With time and space away from this trilogy and this film specifically, I think it’s safe to say we need to evolve how we talk about what was done in the Nolan/Bale films. While dumb, mostly meaningless words like “dark” and “gritty” have been used ad nauseam to describe these movies (and its pale imitators), those are wholly inadequate words to describe this trilogy. The films were much more about myth-making, both in a storytelling sense and in what Bruce tried to do with Batman. The story Nolan is effectively telling is how a man could emotionally and practically reach a point where he could decide he is going to create a God-like vigilante to theoretically help a city – and then eventually the futility and stupidity of such a plan. The stage for all this is rather masterfully set out in this film that is arguably the best Batman film ever and the best non-Tenet film of Nolan’s career.

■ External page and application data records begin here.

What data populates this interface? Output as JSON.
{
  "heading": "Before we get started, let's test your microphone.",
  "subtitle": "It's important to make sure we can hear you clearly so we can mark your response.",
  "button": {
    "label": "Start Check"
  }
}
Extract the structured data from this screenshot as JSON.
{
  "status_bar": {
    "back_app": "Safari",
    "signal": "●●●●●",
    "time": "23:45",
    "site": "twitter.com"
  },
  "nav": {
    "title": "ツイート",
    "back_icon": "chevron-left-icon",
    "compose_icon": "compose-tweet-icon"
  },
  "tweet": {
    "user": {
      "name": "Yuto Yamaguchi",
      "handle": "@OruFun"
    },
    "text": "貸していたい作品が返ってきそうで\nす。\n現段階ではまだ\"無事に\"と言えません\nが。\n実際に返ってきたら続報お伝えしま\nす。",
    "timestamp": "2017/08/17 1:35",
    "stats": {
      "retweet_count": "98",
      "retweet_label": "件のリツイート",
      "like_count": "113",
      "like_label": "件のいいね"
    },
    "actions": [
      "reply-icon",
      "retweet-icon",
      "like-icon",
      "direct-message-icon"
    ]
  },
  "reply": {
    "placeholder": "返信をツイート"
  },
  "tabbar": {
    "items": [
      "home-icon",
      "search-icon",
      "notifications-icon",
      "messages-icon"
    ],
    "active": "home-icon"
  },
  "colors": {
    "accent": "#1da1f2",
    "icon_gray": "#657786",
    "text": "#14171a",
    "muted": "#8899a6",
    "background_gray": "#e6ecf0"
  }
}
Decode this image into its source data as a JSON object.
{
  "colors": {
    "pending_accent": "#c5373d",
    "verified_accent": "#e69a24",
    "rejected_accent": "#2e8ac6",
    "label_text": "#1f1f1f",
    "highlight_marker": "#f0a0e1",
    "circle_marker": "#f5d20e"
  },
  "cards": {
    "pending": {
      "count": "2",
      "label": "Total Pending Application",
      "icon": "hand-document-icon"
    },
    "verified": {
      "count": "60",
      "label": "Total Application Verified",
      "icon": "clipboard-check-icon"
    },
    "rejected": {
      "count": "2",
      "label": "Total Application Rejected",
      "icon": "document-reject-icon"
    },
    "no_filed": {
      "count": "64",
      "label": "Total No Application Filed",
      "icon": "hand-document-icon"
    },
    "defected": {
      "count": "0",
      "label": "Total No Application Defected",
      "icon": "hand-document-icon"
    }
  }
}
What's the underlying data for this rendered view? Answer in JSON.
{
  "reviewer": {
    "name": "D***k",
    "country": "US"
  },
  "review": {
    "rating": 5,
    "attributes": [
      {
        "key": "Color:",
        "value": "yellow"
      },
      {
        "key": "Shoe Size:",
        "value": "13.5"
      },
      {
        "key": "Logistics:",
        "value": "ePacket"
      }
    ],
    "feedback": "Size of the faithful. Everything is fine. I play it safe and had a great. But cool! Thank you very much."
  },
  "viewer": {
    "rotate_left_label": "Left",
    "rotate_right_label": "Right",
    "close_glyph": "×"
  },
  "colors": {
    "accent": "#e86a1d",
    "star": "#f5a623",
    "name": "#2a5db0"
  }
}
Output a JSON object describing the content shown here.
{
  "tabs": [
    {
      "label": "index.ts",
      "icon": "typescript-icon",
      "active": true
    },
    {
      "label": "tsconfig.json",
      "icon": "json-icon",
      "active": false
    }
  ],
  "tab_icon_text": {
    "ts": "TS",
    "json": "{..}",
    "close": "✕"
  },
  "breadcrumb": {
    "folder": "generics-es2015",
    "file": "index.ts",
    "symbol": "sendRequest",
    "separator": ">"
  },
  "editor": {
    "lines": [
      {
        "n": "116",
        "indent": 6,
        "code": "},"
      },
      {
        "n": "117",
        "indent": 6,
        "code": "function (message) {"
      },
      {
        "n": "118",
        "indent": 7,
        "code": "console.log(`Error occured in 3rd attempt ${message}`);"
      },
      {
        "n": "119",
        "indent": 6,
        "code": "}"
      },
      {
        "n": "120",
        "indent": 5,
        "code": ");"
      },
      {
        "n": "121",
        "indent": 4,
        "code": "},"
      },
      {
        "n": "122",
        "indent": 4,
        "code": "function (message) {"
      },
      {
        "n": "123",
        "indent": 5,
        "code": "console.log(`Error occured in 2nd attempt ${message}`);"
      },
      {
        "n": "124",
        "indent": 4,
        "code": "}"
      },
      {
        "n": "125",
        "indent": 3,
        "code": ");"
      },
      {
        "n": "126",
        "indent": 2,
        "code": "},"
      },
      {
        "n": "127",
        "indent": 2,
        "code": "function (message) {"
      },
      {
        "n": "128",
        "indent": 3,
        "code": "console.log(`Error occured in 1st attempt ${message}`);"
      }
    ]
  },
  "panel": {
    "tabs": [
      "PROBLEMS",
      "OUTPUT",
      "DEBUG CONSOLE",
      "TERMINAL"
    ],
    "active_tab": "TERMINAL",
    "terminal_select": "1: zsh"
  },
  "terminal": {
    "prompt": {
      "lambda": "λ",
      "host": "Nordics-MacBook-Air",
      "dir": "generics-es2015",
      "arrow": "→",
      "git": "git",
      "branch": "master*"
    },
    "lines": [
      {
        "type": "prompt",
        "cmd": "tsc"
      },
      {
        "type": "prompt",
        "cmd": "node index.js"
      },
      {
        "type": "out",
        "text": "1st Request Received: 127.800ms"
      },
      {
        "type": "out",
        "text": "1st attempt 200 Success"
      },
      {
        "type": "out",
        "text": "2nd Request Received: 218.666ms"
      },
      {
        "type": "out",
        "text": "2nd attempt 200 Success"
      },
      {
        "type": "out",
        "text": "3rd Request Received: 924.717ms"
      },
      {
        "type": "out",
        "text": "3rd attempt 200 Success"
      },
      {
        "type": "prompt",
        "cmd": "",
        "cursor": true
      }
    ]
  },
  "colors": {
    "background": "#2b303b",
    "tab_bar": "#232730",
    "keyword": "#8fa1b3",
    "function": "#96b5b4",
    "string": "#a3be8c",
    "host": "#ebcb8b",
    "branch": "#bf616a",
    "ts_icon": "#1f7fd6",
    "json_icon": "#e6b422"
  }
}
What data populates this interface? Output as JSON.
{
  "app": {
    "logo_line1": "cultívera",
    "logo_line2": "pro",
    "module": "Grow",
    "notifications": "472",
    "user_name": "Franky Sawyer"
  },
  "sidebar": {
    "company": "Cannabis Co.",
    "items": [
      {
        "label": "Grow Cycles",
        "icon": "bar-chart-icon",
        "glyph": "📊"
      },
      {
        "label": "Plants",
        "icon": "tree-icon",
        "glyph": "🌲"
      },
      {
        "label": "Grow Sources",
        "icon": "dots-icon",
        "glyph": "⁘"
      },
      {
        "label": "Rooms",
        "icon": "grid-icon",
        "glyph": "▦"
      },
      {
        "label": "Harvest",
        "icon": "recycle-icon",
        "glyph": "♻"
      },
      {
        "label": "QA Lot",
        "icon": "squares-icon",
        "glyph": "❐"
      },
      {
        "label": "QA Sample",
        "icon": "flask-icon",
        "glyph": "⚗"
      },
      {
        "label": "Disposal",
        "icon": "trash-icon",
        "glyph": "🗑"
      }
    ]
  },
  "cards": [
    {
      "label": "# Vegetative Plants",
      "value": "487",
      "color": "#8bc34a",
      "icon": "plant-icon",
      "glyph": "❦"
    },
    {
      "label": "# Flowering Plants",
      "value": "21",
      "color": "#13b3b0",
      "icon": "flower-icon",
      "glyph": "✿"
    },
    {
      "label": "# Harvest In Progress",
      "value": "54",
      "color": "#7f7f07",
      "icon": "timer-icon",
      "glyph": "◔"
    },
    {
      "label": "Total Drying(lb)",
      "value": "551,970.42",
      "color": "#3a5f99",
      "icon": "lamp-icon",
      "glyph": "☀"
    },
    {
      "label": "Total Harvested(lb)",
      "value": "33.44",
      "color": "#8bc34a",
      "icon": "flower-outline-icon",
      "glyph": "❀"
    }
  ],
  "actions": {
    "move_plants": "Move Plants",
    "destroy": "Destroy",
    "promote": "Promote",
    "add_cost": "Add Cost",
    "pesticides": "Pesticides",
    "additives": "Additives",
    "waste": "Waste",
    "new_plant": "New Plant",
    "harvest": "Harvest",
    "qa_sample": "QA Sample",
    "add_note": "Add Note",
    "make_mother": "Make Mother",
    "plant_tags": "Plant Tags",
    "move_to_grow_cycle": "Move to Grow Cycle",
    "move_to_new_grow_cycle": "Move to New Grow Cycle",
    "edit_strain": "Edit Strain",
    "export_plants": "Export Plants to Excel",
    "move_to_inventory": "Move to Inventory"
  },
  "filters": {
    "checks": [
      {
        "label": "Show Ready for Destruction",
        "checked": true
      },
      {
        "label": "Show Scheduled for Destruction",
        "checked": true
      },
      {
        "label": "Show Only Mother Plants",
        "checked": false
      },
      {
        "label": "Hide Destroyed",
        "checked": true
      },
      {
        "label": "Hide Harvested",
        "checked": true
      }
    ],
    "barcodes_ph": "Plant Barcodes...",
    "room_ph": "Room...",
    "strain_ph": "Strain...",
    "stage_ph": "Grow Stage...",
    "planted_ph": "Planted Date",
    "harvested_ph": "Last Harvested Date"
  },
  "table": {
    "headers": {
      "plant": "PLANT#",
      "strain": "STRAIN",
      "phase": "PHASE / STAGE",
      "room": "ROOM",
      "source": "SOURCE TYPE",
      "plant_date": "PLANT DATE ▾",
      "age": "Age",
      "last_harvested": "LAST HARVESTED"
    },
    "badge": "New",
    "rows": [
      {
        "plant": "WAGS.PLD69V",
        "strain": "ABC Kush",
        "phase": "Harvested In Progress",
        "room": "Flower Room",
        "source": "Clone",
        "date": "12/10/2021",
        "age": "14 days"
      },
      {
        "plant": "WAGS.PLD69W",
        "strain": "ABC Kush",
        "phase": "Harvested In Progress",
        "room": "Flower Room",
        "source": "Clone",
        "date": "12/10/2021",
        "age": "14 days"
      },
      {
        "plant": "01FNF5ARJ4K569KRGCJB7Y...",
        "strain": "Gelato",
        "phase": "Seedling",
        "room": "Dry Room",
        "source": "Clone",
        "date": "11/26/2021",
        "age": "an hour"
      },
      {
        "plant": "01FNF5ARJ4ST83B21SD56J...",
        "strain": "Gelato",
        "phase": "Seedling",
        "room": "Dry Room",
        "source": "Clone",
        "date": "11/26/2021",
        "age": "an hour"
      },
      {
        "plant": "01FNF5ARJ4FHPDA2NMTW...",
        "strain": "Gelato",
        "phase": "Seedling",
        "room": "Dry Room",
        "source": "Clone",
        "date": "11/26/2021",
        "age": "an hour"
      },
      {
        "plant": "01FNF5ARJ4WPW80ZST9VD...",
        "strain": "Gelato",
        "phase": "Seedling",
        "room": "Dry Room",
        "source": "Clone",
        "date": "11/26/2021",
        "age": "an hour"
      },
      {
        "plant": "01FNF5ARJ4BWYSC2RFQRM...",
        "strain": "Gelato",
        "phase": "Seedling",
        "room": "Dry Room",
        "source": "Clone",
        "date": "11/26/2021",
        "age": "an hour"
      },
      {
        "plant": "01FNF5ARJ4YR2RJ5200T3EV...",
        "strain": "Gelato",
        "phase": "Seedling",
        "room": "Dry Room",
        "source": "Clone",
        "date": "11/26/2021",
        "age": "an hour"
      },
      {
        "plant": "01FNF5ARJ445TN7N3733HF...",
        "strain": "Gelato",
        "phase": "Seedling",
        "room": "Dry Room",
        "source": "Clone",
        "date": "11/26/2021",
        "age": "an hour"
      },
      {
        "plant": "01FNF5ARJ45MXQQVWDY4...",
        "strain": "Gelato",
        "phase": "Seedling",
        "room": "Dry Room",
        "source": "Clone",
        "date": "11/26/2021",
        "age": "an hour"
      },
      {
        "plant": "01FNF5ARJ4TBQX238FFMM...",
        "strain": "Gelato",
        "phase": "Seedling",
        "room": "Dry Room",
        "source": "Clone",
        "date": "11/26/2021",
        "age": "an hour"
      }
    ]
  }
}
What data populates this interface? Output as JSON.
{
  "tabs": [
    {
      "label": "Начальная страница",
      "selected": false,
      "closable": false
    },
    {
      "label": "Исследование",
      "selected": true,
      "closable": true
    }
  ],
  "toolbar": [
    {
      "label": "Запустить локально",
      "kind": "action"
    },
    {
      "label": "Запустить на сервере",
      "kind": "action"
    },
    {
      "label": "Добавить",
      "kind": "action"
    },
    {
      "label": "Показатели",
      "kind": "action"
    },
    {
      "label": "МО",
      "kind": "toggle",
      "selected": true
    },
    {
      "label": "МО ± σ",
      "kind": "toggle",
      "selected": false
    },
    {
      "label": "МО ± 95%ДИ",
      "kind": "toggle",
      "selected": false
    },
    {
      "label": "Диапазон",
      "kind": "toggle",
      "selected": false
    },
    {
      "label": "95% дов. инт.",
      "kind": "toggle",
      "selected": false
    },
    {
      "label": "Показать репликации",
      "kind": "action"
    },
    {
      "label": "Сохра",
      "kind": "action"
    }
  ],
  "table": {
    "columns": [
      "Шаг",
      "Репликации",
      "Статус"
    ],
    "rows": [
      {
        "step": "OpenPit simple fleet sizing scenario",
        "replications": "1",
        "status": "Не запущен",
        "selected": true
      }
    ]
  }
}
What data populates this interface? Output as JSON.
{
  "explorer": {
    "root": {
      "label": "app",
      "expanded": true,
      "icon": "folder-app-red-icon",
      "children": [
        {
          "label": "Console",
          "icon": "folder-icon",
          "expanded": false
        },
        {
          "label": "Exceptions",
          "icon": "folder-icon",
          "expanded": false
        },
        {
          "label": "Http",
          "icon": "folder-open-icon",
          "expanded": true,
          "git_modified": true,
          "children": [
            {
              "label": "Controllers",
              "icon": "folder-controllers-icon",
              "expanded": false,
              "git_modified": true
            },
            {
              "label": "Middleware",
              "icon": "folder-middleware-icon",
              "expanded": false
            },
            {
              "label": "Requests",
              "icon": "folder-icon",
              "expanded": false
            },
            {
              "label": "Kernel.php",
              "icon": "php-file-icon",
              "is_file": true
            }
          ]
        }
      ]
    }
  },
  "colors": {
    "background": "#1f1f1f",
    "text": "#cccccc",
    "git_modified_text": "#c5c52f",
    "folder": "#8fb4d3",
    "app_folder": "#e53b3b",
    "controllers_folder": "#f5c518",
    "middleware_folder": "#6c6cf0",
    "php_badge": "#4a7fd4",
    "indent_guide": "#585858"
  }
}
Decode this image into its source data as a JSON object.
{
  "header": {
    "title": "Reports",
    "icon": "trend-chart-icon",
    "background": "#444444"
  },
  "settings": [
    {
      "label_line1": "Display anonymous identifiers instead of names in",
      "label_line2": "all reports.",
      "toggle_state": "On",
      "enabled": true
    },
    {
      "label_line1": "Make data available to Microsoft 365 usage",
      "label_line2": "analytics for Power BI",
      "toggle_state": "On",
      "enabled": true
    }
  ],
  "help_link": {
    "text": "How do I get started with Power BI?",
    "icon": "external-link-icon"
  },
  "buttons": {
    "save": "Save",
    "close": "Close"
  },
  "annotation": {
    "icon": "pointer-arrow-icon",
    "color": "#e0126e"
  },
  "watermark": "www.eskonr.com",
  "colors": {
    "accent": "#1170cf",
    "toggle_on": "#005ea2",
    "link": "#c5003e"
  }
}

We have also discussed this film a few times already! It is in no way cool or interesting to say this, but The Dark Knight is still incredibly great. While this film will be remembered for many things in the decades to come, thinking back on it right now reminds me about what a turning point in the career of Christopher Nolan it was as a storyteller. While I’ve very generally liked everything Nolan has done since, this picture was definitely what jump-started his now-signature style becoming more focused on the macro and less focused on attention to detail. The plot-holes in this one seem minuscule compared to his work in the ensuing years. With time and perspective though, it is now clear it was part of journey of becoming a full-on mood/atmosphere/vibes filmmaker.
The ultimate Christophe Nolan film. The one he has been building to all these years. As his origins informed up in Following, Nolan has no insight into the human condition. What Nolan is interested in is spectacle and feeling it creates. He is not interested in unpacking archetypes but exploiting our knowledge of them. After years of skirting around, desperately trying to create a less coherent story and veer further and further away from the characters he so desperately not care about, he finally got to make a character-less film (JDW’s name in this is literally “The Protagonist) and just create the feeling of what it is like to watch a save-the-world spy thriller. Don’t try to understand it. Feel it.